Exercise objective:
Using the data below, copy every line that contains the word "ZÜRICH".
==== Data to examine
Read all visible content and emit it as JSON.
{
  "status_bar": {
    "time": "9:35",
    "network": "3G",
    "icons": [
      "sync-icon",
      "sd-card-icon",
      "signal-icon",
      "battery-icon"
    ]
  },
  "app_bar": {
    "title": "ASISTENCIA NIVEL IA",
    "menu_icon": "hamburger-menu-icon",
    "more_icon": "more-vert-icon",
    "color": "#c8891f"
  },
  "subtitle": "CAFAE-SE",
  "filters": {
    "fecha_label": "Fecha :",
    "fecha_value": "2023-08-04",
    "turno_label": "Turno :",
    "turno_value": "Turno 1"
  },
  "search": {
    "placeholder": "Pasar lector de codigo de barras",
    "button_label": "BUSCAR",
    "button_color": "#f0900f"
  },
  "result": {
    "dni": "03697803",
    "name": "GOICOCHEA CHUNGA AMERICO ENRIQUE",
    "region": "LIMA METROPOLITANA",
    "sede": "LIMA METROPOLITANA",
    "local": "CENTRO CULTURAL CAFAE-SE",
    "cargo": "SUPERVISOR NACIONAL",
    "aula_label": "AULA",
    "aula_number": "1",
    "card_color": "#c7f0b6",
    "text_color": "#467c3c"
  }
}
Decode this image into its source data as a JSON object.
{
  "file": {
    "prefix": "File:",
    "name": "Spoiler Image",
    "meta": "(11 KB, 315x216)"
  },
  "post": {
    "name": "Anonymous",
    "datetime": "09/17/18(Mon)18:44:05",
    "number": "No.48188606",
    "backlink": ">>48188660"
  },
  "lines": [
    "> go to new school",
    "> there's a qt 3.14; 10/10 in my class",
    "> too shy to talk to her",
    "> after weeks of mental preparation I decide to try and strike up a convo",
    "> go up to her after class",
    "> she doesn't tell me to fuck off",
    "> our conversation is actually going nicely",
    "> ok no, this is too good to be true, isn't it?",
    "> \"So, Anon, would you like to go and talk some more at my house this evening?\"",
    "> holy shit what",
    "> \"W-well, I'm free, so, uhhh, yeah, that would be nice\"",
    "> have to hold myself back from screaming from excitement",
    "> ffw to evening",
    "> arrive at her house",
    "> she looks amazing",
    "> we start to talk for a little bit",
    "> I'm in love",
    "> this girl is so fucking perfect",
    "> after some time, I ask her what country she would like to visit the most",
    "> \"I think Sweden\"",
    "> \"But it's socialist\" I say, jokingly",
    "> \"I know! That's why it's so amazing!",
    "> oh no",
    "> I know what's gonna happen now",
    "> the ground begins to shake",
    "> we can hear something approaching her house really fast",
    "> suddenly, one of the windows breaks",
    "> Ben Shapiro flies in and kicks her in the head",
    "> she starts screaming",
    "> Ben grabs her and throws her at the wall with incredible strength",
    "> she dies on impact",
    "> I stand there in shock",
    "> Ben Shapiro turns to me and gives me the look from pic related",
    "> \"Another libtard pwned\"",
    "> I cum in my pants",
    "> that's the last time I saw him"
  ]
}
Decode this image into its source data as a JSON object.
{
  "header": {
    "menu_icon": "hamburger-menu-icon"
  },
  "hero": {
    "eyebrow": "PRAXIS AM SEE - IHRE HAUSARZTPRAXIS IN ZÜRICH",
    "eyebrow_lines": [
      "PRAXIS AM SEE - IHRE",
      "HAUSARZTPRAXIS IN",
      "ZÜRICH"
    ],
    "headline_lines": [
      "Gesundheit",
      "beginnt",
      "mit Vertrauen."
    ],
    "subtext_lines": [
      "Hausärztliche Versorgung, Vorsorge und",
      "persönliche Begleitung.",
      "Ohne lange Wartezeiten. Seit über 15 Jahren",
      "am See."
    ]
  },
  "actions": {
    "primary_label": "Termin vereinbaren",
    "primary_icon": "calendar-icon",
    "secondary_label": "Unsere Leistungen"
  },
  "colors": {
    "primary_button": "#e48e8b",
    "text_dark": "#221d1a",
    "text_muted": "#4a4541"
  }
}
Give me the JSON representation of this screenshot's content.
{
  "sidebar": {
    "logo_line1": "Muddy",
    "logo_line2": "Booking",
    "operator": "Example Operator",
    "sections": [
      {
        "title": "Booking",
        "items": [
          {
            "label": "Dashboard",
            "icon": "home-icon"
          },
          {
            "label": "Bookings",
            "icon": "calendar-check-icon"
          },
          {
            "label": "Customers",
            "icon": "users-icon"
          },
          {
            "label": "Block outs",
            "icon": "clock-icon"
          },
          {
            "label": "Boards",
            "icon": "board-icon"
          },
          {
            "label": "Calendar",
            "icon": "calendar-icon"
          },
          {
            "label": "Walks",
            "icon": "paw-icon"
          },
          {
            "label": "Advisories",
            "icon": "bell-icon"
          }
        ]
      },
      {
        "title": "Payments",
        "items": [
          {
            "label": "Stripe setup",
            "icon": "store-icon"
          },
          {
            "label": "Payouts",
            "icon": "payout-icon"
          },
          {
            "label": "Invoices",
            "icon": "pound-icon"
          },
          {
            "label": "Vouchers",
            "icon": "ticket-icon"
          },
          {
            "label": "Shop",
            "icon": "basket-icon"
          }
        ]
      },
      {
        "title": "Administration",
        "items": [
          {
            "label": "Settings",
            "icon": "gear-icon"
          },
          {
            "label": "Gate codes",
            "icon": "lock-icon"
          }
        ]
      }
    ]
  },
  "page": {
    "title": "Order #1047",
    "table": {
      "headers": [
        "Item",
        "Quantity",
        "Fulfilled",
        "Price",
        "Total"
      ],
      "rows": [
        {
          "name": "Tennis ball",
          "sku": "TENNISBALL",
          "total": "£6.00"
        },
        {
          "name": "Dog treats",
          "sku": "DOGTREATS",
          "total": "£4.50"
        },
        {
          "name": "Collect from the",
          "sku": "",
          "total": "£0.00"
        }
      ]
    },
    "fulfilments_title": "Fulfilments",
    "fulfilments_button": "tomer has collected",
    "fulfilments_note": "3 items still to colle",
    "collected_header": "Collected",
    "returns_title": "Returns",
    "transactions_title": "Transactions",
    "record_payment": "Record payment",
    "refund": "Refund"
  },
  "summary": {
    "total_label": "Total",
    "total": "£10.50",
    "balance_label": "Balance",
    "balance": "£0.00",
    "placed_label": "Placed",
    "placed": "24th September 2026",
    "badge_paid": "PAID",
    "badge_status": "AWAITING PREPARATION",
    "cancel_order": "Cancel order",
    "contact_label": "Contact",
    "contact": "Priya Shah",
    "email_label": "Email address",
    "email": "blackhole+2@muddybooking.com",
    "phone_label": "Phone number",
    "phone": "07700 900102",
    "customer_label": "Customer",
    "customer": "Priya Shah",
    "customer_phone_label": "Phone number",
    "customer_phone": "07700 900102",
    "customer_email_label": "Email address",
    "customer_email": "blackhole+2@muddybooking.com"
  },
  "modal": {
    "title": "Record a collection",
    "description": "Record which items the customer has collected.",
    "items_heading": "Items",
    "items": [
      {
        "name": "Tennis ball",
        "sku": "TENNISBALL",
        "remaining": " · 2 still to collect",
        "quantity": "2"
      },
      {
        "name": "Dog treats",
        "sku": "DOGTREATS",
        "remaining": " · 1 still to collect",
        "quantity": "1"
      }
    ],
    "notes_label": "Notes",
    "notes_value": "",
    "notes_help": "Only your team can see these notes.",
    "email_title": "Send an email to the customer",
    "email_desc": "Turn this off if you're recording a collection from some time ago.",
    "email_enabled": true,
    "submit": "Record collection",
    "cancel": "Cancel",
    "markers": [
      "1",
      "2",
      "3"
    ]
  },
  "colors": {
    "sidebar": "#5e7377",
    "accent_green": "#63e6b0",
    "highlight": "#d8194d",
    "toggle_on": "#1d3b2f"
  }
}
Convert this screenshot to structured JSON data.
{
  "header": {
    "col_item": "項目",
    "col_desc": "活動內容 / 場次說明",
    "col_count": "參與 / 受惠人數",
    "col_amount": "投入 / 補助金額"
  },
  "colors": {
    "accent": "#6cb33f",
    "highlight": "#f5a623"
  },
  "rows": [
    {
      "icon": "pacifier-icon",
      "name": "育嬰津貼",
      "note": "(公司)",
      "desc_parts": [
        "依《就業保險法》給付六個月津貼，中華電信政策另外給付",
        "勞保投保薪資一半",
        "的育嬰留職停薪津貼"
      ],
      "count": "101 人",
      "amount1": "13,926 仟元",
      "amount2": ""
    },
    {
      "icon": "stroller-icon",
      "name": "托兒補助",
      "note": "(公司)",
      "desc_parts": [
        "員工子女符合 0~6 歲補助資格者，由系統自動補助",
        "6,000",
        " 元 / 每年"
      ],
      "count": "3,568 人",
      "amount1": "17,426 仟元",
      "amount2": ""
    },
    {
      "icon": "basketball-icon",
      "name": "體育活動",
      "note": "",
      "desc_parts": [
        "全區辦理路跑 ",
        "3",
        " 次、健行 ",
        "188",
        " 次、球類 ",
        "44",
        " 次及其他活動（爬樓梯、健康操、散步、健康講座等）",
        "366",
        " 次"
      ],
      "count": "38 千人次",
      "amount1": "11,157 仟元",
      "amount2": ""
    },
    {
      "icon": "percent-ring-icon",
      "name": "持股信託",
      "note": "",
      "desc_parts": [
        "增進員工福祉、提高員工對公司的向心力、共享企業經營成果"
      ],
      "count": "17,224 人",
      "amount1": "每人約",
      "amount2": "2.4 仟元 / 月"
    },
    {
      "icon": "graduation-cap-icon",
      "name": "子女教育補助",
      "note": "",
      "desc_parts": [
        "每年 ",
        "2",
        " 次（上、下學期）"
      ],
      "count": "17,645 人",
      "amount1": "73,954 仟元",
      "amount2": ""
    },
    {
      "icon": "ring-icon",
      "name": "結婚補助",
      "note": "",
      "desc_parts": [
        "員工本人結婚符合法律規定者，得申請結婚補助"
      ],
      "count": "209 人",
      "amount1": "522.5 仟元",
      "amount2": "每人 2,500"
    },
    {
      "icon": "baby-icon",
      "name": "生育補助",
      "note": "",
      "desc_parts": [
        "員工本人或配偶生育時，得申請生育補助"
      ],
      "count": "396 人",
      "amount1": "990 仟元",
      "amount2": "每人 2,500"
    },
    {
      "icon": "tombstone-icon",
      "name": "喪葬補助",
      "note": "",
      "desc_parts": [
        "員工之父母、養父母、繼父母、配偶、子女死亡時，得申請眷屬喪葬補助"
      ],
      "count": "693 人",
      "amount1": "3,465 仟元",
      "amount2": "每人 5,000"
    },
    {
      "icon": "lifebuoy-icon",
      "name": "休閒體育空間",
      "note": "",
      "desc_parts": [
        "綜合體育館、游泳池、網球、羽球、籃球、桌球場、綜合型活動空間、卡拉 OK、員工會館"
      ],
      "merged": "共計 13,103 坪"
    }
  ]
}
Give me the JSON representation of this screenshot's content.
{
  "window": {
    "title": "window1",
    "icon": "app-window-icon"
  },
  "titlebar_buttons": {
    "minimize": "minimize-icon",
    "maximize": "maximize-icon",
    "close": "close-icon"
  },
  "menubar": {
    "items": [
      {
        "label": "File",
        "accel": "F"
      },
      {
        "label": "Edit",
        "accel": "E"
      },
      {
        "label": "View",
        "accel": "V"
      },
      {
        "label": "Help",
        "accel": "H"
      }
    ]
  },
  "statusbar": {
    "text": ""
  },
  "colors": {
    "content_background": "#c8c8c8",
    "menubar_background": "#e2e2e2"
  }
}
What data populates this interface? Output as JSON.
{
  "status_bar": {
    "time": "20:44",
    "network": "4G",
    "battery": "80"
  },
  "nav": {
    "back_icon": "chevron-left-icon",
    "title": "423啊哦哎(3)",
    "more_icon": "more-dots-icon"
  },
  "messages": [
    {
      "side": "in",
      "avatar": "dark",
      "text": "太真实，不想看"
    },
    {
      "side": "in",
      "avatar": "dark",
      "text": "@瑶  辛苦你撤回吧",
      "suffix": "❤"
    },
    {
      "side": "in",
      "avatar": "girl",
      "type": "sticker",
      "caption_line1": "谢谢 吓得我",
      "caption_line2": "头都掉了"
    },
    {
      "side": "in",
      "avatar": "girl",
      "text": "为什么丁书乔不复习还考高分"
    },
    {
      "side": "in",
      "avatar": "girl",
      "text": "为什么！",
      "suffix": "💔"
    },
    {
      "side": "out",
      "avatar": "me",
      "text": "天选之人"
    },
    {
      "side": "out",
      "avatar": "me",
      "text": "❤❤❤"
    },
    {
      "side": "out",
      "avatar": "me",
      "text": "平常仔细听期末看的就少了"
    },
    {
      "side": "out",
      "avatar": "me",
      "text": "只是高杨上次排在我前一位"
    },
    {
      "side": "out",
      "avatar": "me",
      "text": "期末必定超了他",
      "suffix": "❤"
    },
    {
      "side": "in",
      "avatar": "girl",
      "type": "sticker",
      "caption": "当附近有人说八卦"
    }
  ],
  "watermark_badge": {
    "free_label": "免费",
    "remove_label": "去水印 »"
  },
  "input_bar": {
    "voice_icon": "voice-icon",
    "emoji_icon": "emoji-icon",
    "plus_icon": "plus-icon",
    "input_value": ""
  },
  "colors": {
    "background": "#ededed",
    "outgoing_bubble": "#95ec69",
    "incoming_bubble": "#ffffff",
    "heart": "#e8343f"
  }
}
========
Solution for this exercise:
    "eyebrow": "PRAXIS AM SEE - IHRE HAUSARZTPRAXIS IN ZÜRICH",
      "ZÜRICH"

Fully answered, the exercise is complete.